I stopped doing resolutions for the new year a long time ago. I could never keep them! I would certainly *think* about doing said promised resolution, and then I would find a reason why I didn’t need to do it. And then I would feel all bent out of shape and shameful for not following through with it. I suppose the key factor is having a desire to do the resolution in the first place!
2017 was blissfully chaotic for me. A new home, a new baby, and a book deadline! Don’t ask me how I did it, because I’m not entirely sure myself. I accomplished so much, and yet there is still so much that got left behind in all the hullaballoo that involves a newborn baby, a dining room-turned studio, and a half unboxed home.

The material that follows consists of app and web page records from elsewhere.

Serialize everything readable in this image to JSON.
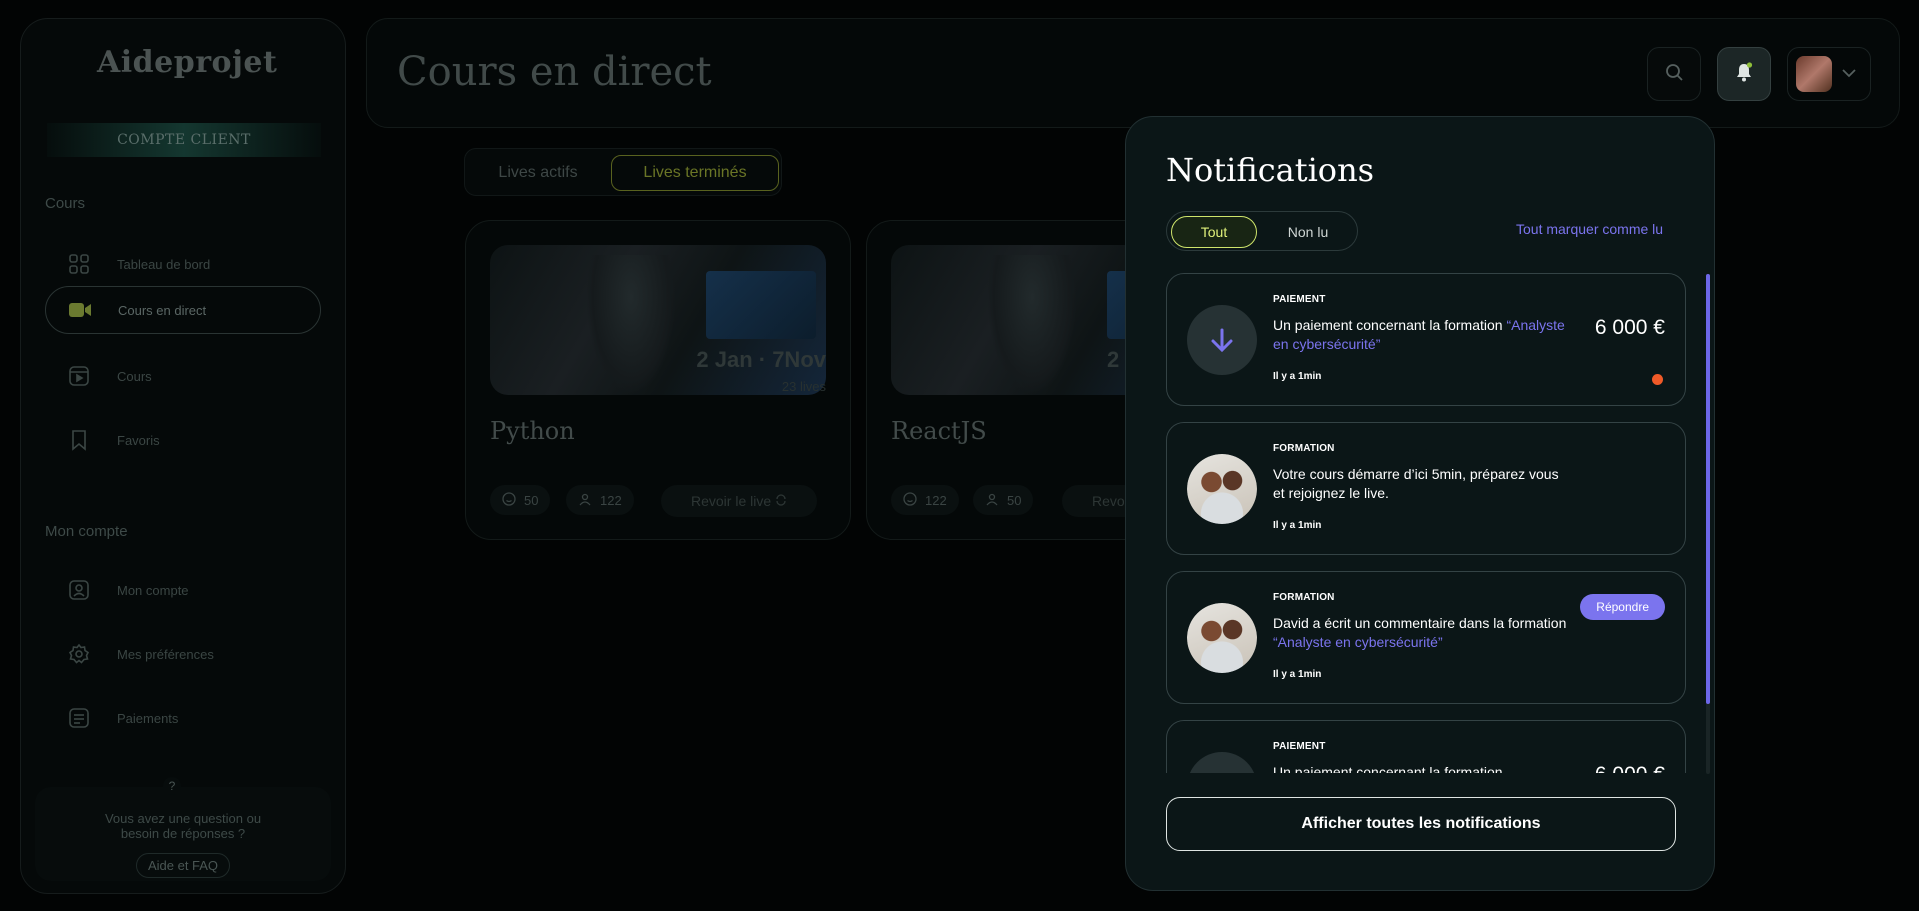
{
  "sidebar": {
    "logo": "Aideprojet",
    "account_type": "COMPTE CLIENT",
    "section_courses": "Cours",
    "section_account": "Mon compte",
    "items": [
      {
        "label": "Tableau de bord",
        "icon": "grid-icon"
      },
      {
        "label": "Cours en direct",
        "icon": "video-camera-icon",
        "active": true
      },
      {
        "label": "Cours",
        "icon": "play-square-icon"
      },
      {
        "label": "Favoris",
        "icon": "bookmark-icon"
      },
      {
        "label": "Mon compte",
        "icon": "user-card-icon"
      },
      {
        "label": "Mes préférences",
        "icon": "gear-icon"
      },
      {
        "label": "Paiements",
        "icon": "receipt-icon"
      }
    ],
    "help": {
      "question_mark": "?",
      "text_line1": "Vous avez une question ou",
      "text_line2": "besoin de réponses ?",
      "button": "Aide et FAQ"
    }
  },
  "header": {
    "title": "Cours en direct"
  },
  "live_tabs": {
    "active": "Lives actifs",
    "ended": "Lives terminés",
    "selected": "Lives terminés"
  },
  "cards": [
    {
      "title": "Python",
      "date_range": "2 Jan · 7Nov",
      "lives": "23 lives",
      "stat1": "50",
      "stat2": "122",
      "replay": "Revoir le live"
    },
    {
      "title": "ReactJS",
      "date_range": "2",
      "stat1": "122",
      "stat2": "50",
      "replay": "Revo"
    }
  ],
  "notifications": {
    "title": "Notifications",
    "filter_all": "Tout",
    "filter_unread": "Non lu",
    "filter_selected": "Tout",
    "mark_all": "Tout marquer comme lu",
    "show_all": "Afficher toutes les notifications",
    "items": [
      {
        "category": "PAIEMENT",
        "text": "Un paiement concernant la formation ",
        "link": "“Analyste en cybersécurité”",
        "time": "Il y a 1min",
        "amount": "6 000 €",
        "unread": true
      },
      {
        "category": "FORMATION",
        "text": "Votre cours démarre d’ici 5min, préparez vous et rejoignez le live.",
        "link": "",
        "time": "Il y a 1min"
      },
      {
        "category": "FORMATION",
        "text": "David a écrit un commentaire dans la formation ",
        "link": "“Analyste en cybersécurité”",
        "time": "Il y a 1min",
        "action": "Répondre"
      },
      {
        "category": "PAIEMENT",
        "text": "Un paiement concernant la formation",
        "link": "",
        "amount": "6 000 €"
      }
    ]
  },
  "colors": {
    "accent": "#7b74ee",
    "lime": "#dff07a",
    "unread_dot": "#f05a28",
    "panel_bg": "#0b1617"
  }
}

So throughout this past year, I keep finding myself in this overwhelmed state, where all I crave is just a small bit of peace, quiet, and my own creative time to do what I want. Everyone keeps saying, “The best way to sell your book is to make more books!” and “Always be working on the next project!” and “Keep those submissions going out!” That is all very sage advice, and probably exactly what I should be doing.

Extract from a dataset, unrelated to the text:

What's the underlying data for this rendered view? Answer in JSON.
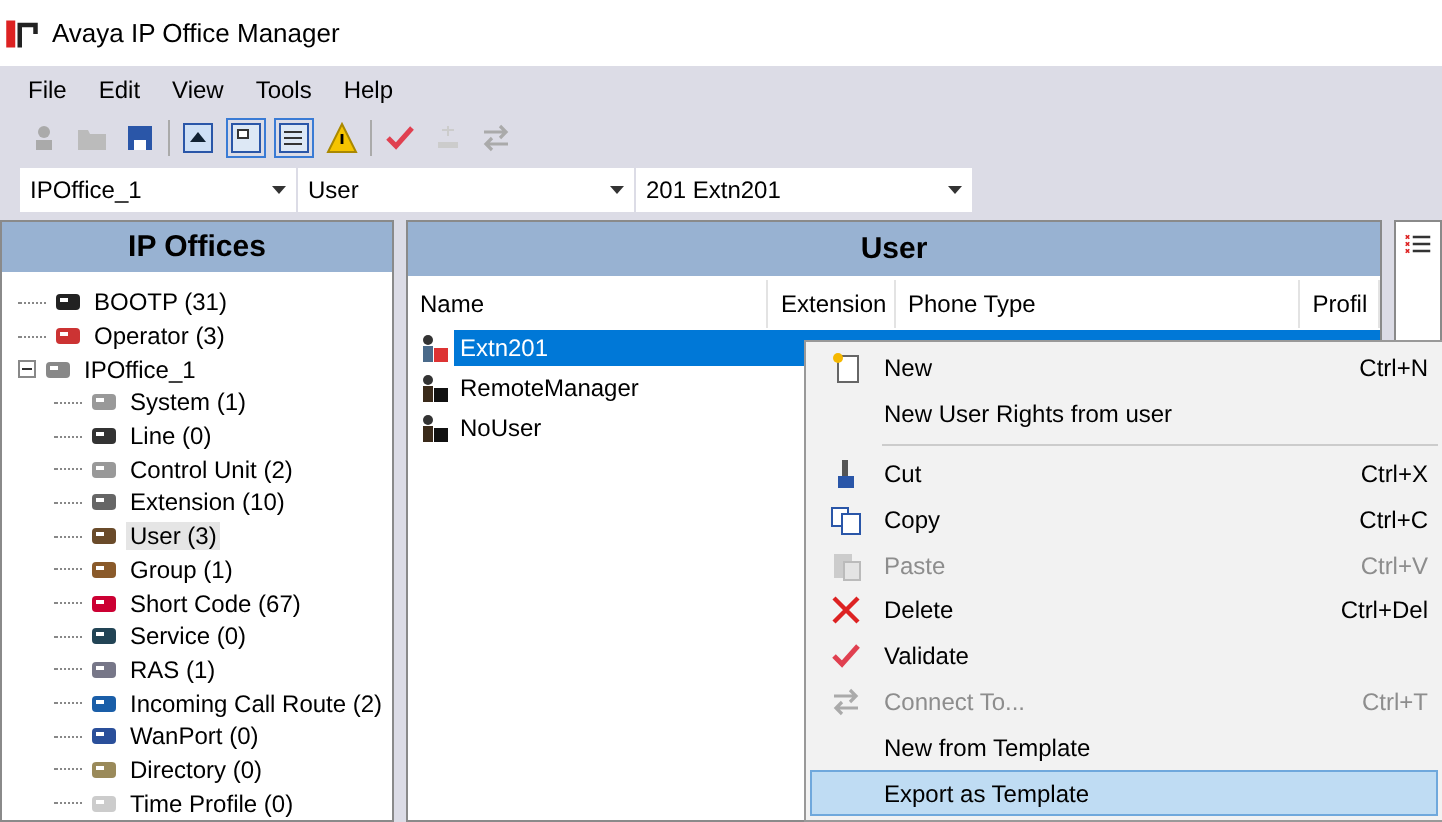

But what I really, really want to do, is have some selfish, creative, me time.
I want to pull out all my paints, my inks, and my barely touched pastels, and draw (...or even trace! Gasp! The horror!) some silly fan art of a favorite Disney character, and just BE in the art. It has been too long since my college days, when I’d come home with paint all over my pants, or in my hair. There is too much pressure to create something perfect... to create the next big thing. I just want to play with the materials like I did when I was little. I want to delve in and explore, and see things with fresh eyes and a new perspective.
I know I ought to plan a regular time to do it. (Once a week! Twice a month! Butt in chair!) I also know myself and my domestic responsibilities, and that it isn’t going to happen that way. What is going to happen, is this little ember of creativity that is glowing will one day start to burn brighter, and then all of a sudden it will ignite and burst into a flame. And at that moment, I will take hold of my little creative fire and run it to the currently unfinished basement I now call my studio, and I will put that fire into something wonderful.
So, I guess that’s it! That’s my resolution: to play like a kid again.
To be spontaneous. To be creative. To keep that creative soul burning bright.
I think, for once, I’ll be able to keep this resolution.
I’ve got a good feeling about this one.
Melanie Linden Chan
MOTH AND WASP, SOIL AND OCEAN: REMEMBERING CHINESE SCIENTIST PU ZHELONG by Sigrid Schmalzer; illustrated by Melanie Linden Chan
Tilbury House Publishers, February 6, 2018
Available for Pre-order now!